Propriety of Class Certification
Plaintiff's motion may be dealt with fairly briefly insofar as it seeks an order, pursuant to Rule 23(c), Fed.R.Civ.P., certifying this action as a class action. The class that plaintiff Hagler seeks to represent consists of AFDC-eligible families who reside in New York State, who have earned income, and who either receive or apply for AFDC after December 15, 1981. For the reasons that follow, the Court has determined that this action should be certified as a class action on behalf of a class defined in this manner.
It is beyond peradventure that the four prerequisites to a class action set forth in Rule 23(a), Fed.R.Civ.P., are satisfied in the present case. None of the defendants have contended otherwise. First, since it is uncontested that there are presently about 10,000 AFDC-eligible families having earned income in New York City alone, the numerosity requirement of Rule 23(a)(1) is clearly met. Second, since all persons having earned income are subject to mandatory payroll deductions, the question of the correct meaning of the word "income" as used in Section 402(a)(7)(A) affects all AFDC-eligible families that have earned income, satisfying the Rule 23(a)(2) requirement of common issues of law or fact. Third, the State of New York's method of determining family income for the purpose of determining the amount of an AFDC-eligible family's monthly grant would, if implemented, affect plaintiff Hagler in essentially the same way as it would affect other members of the proposed class, see Affidavit of Timothy J. Casey, January 21, 1982, at 2, meaning that plaintiff Hagler's claim is "typical" of the claims of class members within the meaning of Rule 23(a) (3) notwithstanding the fact that each person in the proposed class would, owing to the inevitable variance in the level of earned income from person to person, probably present a unique factual situation. See Calkins v. Blum, 511 F. Supp. 1073, 1088 (N.D.N.Y.1981). Fourth, plaintiff Hagler, who has not been shown to have any interest divergent from the class she seeks to represent and who is represented by counsel experienced in welfare rights litigation of this sort, certainly will adequately protect the interests of the class as required by Rule 23(a)(4). See Tunin v. Ward, 78 F.R.D. 59, 66 (S.D.N.Y.1977).
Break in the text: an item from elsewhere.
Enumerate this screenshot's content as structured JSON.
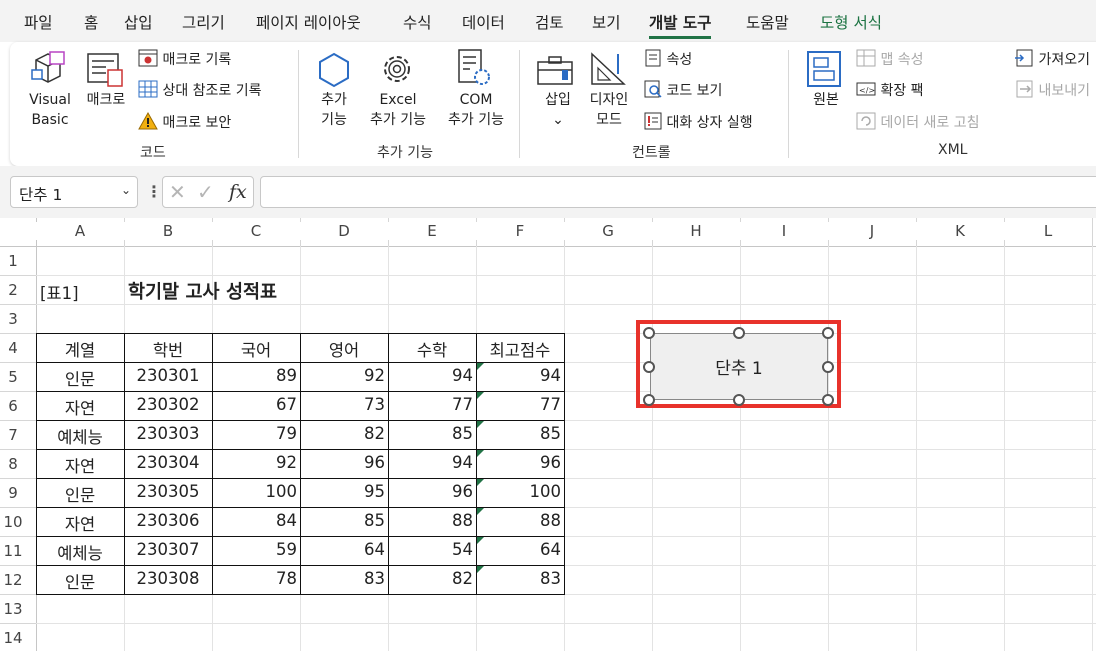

Nor do defendants make any argument that the action is not "maintainable" as a class action within the meaning of Rule 23(b), Fed.R.Civ.P. Being an action that seeks classwide relief that would redound equally to the benefit of each class member, this action is a paradigmatic Rule 23(b)(2) suit. Marcera v. Chinlund, 595 F.2d 1231, 1240 (2d Cir.), vacated on other grounds sub nom. Lombard v. Marcera, 442 U.S. 915, 99 S. Ct. 2833, 61 L. Ed. 2d 281 (1979). This is clearly the type of case where, as required by the very terms of Rule 23(b) (2), "the party opposing the class has acted or ...